*Exercise details*. Drop every picture. Return the rest of the entries exactly.

[Collection entries]
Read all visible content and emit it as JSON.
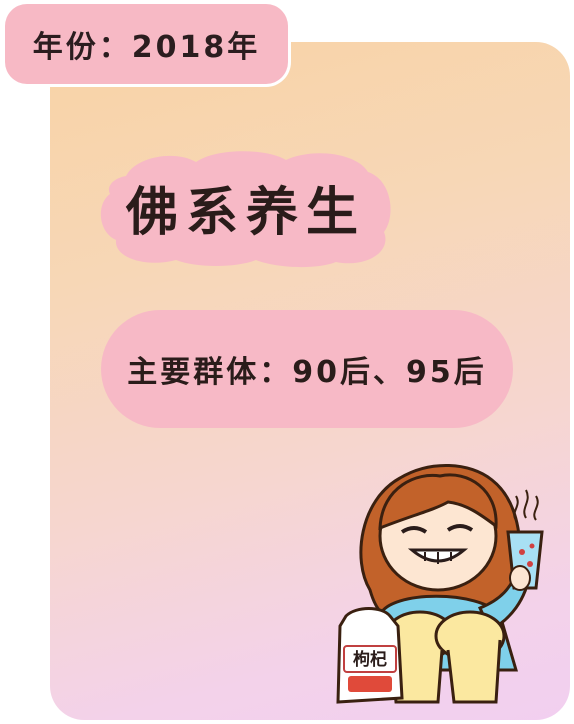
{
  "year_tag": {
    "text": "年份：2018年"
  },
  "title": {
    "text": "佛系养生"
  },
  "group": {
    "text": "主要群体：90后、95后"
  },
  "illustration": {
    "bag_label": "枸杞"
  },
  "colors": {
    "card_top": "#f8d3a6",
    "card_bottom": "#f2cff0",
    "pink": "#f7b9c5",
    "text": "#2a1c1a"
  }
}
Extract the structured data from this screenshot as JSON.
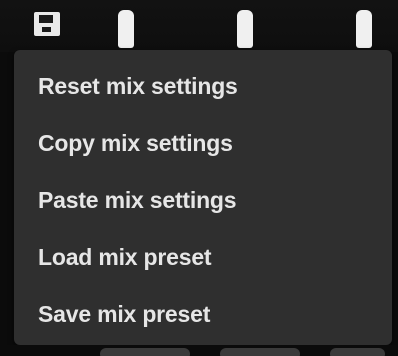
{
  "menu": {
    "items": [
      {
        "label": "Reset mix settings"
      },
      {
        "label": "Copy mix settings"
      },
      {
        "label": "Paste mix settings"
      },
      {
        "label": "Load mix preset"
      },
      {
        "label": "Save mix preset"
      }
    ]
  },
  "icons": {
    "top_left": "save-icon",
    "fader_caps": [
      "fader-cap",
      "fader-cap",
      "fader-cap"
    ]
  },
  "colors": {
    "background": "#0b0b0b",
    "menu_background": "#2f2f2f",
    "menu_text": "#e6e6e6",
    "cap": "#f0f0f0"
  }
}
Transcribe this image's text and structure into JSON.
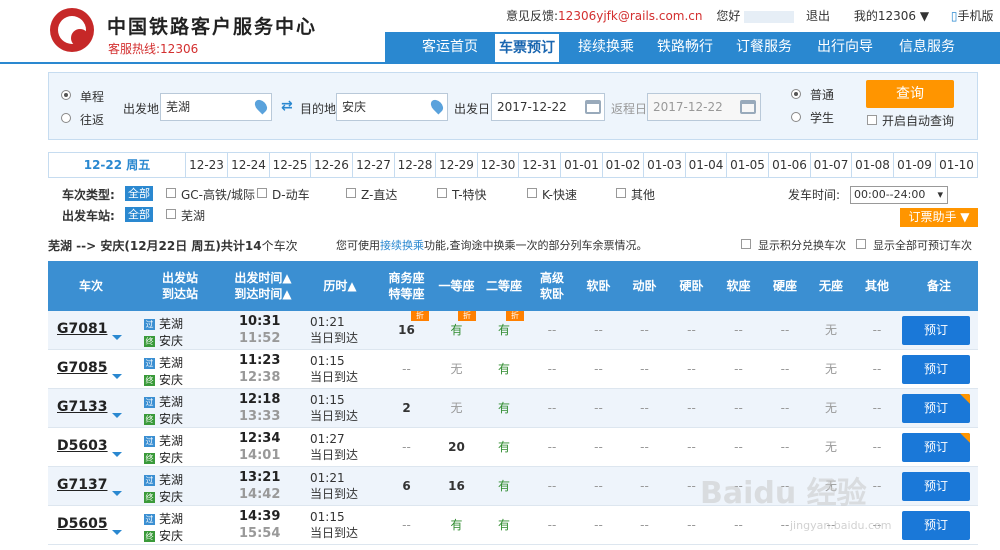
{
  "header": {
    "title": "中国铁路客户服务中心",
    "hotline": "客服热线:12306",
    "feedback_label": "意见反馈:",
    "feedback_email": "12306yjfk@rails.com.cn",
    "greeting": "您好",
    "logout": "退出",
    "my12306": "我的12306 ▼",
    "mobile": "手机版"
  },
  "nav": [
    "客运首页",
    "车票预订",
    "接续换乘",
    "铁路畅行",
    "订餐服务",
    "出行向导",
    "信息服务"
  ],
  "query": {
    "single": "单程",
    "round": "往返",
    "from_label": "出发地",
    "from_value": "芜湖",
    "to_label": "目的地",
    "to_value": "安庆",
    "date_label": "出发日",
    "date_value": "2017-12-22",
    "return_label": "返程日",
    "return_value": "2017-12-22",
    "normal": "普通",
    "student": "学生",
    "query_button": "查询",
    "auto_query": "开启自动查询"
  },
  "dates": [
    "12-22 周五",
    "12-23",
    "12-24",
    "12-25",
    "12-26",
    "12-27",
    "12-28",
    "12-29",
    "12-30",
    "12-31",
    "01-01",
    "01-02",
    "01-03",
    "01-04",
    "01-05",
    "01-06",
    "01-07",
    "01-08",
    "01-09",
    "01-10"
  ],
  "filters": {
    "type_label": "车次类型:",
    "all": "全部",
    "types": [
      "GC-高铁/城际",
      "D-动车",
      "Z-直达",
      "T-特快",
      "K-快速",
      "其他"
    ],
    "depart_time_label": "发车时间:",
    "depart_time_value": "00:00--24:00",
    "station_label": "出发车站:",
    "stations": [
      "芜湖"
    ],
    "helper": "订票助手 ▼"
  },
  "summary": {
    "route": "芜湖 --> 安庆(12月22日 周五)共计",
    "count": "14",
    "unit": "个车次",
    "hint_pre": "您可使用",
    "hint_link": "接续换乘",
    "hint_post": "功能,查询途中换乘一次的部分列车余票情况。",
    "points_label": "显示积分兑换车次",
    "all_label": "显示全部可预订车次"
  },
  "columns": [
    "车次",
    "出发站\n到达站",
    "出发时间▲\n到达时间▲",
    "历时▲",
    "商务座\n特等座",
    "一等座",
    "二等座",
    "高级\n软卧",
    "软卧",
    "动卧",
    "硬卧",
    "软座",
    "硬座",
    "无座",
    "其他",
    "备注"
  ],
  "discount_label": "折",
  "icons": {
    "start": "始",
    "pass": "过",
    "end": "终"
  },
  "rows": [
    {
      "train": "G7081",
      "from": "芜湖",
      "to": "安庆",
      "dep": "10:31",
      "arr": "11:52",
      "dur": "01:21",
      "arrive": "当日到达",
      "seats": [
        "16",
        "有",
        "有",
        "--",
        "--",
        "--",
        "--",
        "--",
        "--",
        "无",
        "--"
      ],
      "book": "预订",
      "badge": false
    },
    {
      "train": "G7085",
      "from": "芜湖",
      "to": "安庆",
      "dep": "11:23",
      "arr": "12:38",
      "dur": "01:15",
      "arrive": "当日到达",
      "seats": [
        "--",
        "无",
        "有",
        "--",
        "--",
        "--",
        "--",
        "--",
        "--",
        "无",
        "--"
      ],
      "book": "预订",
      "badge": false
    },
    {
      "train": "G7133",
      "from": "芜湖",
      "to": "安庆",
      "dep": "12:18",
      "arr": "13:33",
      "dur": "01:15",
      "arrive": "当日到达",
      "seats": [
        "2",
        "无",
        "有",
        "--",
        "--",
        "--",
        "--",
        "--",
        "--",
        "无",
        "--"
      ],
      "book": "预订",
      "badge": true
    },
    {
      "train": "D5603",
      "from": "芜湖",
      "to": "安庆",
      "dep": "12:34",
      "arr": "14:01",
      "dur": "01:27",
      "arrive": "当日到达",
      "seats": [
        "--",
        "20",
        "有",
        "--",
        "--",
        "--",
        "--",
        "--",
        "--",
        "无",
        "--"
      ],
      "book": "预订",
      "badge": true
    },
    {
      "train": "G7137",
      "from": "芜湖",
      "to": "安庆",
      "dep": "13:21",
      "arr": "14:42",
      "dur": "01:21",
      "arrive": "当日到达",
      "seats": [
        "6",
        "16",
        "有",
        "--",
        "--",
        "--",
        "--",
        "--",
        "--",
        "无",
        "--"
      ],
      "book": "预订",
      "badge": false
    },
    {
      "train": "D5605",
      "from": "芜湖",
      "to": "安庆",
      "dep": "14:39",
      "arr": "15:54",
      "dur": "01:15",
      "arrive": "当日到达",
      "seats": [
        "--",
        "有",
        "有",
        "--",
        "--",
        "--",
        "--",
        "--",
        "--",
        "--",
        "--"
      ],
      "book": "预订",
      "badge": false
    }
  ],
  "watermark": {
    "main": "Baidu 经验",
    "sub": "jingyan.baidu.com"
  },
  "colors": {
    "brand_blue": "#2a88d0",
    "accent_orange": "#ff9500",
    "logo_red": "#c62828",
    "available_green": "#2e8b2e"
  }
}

*Task response*.
Read all visible content and emit it as JSON.
{
  "year_tag": {
    "text": "年份：2018年"
  },
  "title": {
    "text": "佛系养生"
  },
  "group": {
    "text": "主要群体：90后、95后"
  },
  "illustration": {
    "bag_label": "枸杞"
  },
  "colors": {
    "card_top": "#f8d3a6",
    "card_bottom": "#f2cff0",
    "pink": "#f7b9c5",
    "text": "#2a1c1a"
  }
}
Extract the structured data from this screenshot as JSON.
{
  "menu": {
    "items": [
      {
        "label": "Reset mix settings"
      },
      {
        "label": "Copy mix settings"
      },
      {
        "label": "Paste mix settings"
      },
      {
        "label": "Load mix preset"
      },
      {
        "label": "Save mix preset"
      }
    ]
  },
  "icons": {
    "top_left": "save-icon",
    "fader_caps": [
      "fader-cap",
      "fader-cap",
      "fader-cap"
    ]
  },
  "colors": {
    "background": "#0b0b0b",
    "menu_background": "#2f2f2f",
    "menu_text": "#e6e6e6",
    "cap": "#f0f0f0"
  }
}
Transcribe this image's text and structure into JSON.
{
  "header": {
    "title": "中国铁路客户服务中心",
    "hotline": "客服热线:12306",
    "feedback_label": "意见反馈:",
    "feedback_email": "12306yjfk@rails.com.cn",
    "greeting": "您好",
    "logout": "退出",
    "my12306": "我的12306 ▼",
    "mobile": "手机版"
  },
  "nav": [
    "客运首页",
    "车票预订",
    "接续换乘",
    "铁路畅行",
    "订餐服务",
    "出行向导",
    "信息服务"
  ],
  "query": {
    "single": "单程",
    "round": "往返",
    "from_label": "出发地",
    "from_value": "芜湖",
    "to_label": "目的地",
    "to_value": "安庆",
    "date_label": "出发日",
    "date_value": "2017-12-22",
    "return_label": "返程日",
    "return_value": "2017-12-22",
    "normal": "普通",
    "student": "学生",
    "query_button": "查询",
    "auto_query": "开启自动查询"
  },
  "dates": [
    "12-22 周五",
    "12-23",
    "12-24",
    "12-25",
    "12-26",
    "12-27",
    "12-28",
    "12-29",
    "12-30",
    "12-31",
    "01-01",
    "01-02",
    "01-03",
    "01-04",
    "01-05",
    "01-06",
    "01-07",
    "01-08",
    "01-09",
    "01-10"
  ],
  "filters": {
    "type_label": "车次类型:",
    "all": "全部",
    "types": [
      "GC-高铁/城际",
      "D-动车",
      "Z-直达",
      "T-特快",
      "K-快速",
      "其他"
    ],
    "depart_time_label": "发车时间:",
    "depart_time_value": "00:00--24:00",
    "station_label": "出发车站:",
    "stations": [
      "芜湖"
    ],
    "helper": "订票助手 ▼"
  },
  "summary": {
    "route": "芜湖 --> 安庆(12月22日 周五)共计",
    "count": "14",
    "unit": "个车次",
    "hint_pre": "您可使用",
    "hint_link": "接续换乘",
    "hint_post": "功能,查询途中换乘一次的部分列车余票情况。",
    "points_label": "显示积分兑换车次",
    "all_label": "显示全部可预订车次"
  },
  "columns": [
    "车次",
    "出发站\n到达站",
    "出发时间▲\n到达时间▲",
    "历时▲",
    "商务座\n特等座",
    "一等座",
    "二等座",
    "高级\n软卧",
    "软卧",
    "动卧",
    "硬卧",
    "软座",
    "硬座",
    "无座",
    "其他",
    "备注"
  ],
  "discount_label": "折",
  "icons": {
    "start": "始",
    "pass": "过",
    "end": "终"
  },
  "rows": [
    {
      "train": "G7081",
      "from": "芜湖",
      "to": "安庆",
      "dep": "10:31",
      "arr": "11:52",
      "dur": "01:21",
      "arrive": "当日到达",
      "seats": [
        "16",
        "有",
        "有",
        "--",
        "--",
        "--",
        "--",
        "--",
        "--",
        "无",
        "--"
      ],
      "book": "预订",
      "badge": false
    },
    {
      "train": "G7085",
      "from": "芜湖",
      "to": "安庆",
      "dep": "11:23",
      "arr": "12:38",
      "dur": "01:15",
      "arrive": "当日到达",
      "seats": [
        "--",
        "无",
        "有",
        "--",
        "--",
        "--",
        "--",
        "--",
        "--",
        "无",
        "--"
      ],
      "book": "预订",
      "badge": false
    },
    {
      "train": "G7133",
      "from": "芜湖",
      "to": "安庆",
      "dep": "12:18",
      "arr": "13:33",
      "dur": "01:15",
      "arrive": "当日到达",
      "seats": [
        "2",
        "无",
        "有",
        "--",
        "--",
        "--",
        "--",
        "--",
        "--",
        "无",
        "--"
      ],
      "book": "预订",
      "badge": true
    },
    {
      "train": "D5603",
      "from": "芜湖",
      "to": "安庆",
      "dep": "12:34",
      "arr": "14:01",
      "dur": "01:27",
      "arrive": "当日到达",
      "seats": [
        "--",
        "20",
        "有",
        "--",
        "--",
        "--",
        "--",
        "--",
        "--",
        "无",
        "--"
      ],
      "book": "预订",
      "badge": true
    },
    {
      "train": "G7137",
      "from": "芜湖",
      "to": "安庆",
      "dep": "13:21",
      "arr": "14:42",
      "dur": "01:21",
      "arrive": "当日到达",
      "seats": [
        "6",
        "16",
        "有",
        "--",
        "--",
        "--",
        "--",
        "--",
        "--",
        "无",
        "--"
      ],
      "book": "预订",
      "badge": false
    },
    {
      "train": "D5605",
      "from": "芜湖",
      "to": "安庆",
      "dep": "14:39",
      "arr": "15:54",
      "dur": "01:15",
      "arrive": "当日到达",
      "seats": [
        "--",
        "有",
        "有",
        "--",
        "--",
        "--",
        "--",
        "--",
        "--",
        "--",
        "--"
      ],
      "book": "预订",
      "badge": false
    }
  ],
  "watermark": {
    "main": "Baidu 经验",
    "sub": "jingyan.baidu.com"
  },
  "colors": {
    "brand_blue": "#2a88d0",
    "accent_orange": "#ff9500",
    "logo_red": "#c62828",
    "available_green": "#2e8b2e"
  }
}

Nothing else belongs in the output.